Ideally this should not happen. But if you apply too much paint during the spray painting session, you risk runs in the paint. Removing runs differs between bristle and not bristle paint. Waterborne paint I treat here as non bristle.
To remove runs in spray paint, cut them away from the rest of the surface. The hard thing here is to make it a flat cut following the rest of the surface. If your surface is even, then the easiest way I know of is to use a Veritas flush plane. (I have bought a lot of powertools, sanders, routers, ... I use them a lot, but more and more, to get the assembled material to really go together, I use hand tools. Especially hand planes and scrapers are fantastic to make things flat and even).
Anything that allows you to do the cut along the surface works. A razor blade for example is also good, but harder to grip. A chisel works if you can get it in place, but it is longer, and the handle might prevent you from being horisontal. The advantage with the Veritas flush plane is that it is quite easy to get it aligned with the surface, and then keep it aligned with the surface while cutting. It will detect some uneven parts you might not notice yourself. And it is not likely to deviate downwards into the paint due to the forces from the paint while trying to cut it off.

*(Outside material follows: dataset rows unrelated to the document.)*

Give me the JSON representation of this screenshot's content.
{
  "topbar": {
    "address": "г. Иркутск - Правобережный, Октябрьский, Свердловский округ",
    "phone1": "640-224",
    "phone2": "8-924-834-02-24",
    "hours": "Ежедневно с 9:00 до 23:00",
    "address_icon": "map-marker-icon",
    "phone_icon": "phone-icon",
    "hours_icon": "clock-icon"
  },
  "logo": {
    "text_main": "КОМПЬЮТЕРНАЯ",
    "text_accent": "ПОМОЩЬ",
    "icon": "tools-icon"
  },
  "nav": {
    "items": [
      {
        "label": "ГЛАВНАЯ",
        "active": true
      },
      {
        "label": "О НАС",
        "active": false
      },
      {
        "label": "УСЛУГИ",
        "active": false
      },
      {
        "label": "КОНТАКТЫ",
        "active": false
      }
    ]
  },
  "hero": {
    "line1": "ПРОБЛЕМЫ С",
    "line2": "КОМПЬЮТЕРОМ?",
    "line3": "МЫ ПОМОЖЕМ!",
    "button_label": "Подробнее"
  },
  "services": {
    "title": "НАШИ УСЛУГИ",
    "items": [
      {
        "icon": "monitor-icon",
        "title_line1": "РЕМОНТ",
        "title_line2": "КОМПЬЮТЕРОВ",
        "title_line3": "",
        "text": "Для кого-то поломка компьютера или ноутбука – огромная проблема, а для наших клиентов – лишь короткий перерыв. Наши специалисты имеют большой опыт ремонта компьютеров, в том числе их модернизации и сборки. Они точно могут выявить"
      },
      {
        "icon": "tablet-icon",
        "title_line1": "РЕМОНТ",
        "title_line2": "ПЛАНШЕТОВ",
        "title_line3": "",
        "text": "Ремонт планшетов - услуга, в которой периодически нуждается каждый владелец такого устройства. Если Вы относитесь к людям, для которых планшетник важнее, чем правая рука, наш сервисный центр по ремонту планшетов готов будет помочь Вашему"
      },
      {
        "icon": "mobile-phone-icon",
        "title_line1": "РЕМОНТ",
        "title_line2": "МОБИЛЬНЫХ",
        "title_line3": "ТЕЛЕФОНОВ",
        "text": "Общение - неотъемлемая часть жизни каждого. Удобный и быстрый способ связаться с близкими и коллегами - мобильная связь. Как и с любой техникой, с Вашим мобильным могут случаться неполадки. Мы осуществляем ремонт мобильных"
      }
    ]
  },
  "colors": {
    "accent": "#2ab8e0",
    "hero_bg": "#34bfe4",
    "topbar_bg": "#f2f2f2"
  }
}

It is theoretically possible to use sandpaper. But in the very same way as when sanding wood flat, sandpaper is good at making things smooth, not at making things flat. If there is a hill or a dent, it will follow it. If you sand a little too much, you are likely to cause a small dent. Sanding only the protruding part of a paint drop is not easy to do.
The target when removing a run is to cleanly cut off the run from the rest of the surface. If it succeeds, you are left with a flat surface, where the run is replaced with a non gloss paint. If you have enough paint beneath to buff it, you could buff it and have saved the piece. If there is not enough paint left to buff it, you now have an even surface. Sand it, and then apply a new coat of paint on the piece.